• **Aim of the exercise**: The response should consist of the data reproduced word for word.

[Start of section]

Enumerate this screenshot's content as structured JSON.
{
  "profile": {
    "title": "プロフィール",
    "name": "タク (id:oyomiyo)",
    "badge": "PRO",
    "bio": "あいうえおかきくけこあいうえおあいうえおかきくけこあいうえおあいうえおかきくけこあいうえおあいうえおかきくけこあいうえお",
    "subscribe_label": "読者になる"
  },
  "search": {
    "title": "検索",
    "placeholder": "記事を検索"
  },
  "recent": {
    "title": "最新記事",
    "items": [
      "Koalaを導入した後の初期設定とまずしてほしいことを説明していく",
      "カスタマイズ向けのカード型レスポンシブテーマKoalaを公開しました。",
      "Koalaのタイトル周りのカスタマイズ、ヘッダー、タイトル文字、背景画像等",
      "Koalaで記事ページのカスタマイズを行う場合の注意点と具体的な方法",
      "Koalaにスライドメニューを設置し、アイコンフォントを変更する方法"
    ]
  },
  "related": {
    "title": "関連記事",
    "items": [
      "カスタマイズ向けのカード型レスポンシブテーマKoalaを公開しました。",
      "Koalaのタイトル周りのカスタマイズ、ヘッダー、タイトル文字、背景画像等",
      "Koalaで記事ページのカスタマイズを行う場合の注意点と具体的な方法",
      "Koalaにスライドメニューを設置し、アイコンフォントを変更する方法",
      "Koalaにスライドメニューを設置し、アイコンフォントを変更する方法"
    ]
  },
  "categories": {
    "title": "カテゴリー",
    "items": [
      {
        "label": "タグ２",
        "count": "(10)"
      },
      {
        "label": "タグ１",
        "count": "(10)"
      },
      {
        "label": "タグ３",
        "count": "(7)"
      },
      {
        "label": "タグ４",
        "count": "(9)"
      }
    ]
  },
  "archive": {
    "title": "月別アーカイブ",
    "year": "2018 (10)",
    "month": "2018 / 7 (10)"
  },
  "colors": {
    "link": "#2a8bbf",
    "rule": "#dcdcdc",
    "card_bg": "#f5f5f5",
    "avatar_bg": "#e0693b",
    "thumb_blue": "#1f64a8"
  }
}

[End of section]

• **Response for this exercise**:
Enumerate this screenshot's content as structured JSON.
{
  "profile": {
    "title": "プロフィール",
    "name": "タク (id:oyomiyo)",
    "badge": "PRO",
    "bio": "あいうえおかきくけこあいうえおあいうえおかきくけこあいうえおあいうえおかきくけこあいうえおあいうえおかきくけこあいうえお",
    "subscribe_label": "読者になる"
  },
  "search": {
    "title": "検索",
    "placeholder": "記事を検索"
  },
  "recent": {
    "title": "最新記事",
    "items": [
      "Koalaを導入した後の初期設定とまずしてほしいことを説明していく",
      "カスタマイズ向けのカード型レスポンシブテーマKoalaを公開しました。",
      "Koalaのタイトル周りのカスタマイズ、ヘッダー、タイトル文字、背景画像等",
      "Koalaで記事ページのカスタマイズを行う場合の注意点と具体的な方法",
      "Koalaにスライドメニューを設置し、アイコンフォントを変更する方法"
    ]
  },
  "related": {
    "title": "関連記事",
    "items": [
      "カスタマイズ向けのカード型レスポンシブテーマKoalaを公開しました。",
      "Koalaのタイトル周りのカスタマイズ、ヘッダー、タイトル文字、背景画像等",
      "Koalaで記事ページのカスタマイズを行う場合の注意点と具体的な方法",
      "Koalaにスライドメニューを設置し、アイコンフォントを変更する方法",
      "Koalaにスライドメニューを設置し、アイコンフォントを変更する方法"
    ]
  },
  "categories": {
    "title": "カテゴリー",
    "items": [
      {
        "label": "タグ２",
        "count": "(10)"
      },
      {
        "label": "タグ１",
        "count": "(10)"
      },
      {
        "label": "タグ３",
        "count": "(7)"
      },
      {
        "label": "タグ４",
        "count": "(9)"
      }
    ]
  },
  "archive": {
    "title": "月別アーカイブ",
    "year": "2018 (10)",
    "month": "2018 / 7 (10)"
  },
  "colors": {
    "link": "#2a8bbf",
    "rule": "#dcdcdc",
    "card_bg": "#f5f5f5",
    "avatar_bg": "#e0693b",
    "thumb_blue": "#1f64a8"
  }
}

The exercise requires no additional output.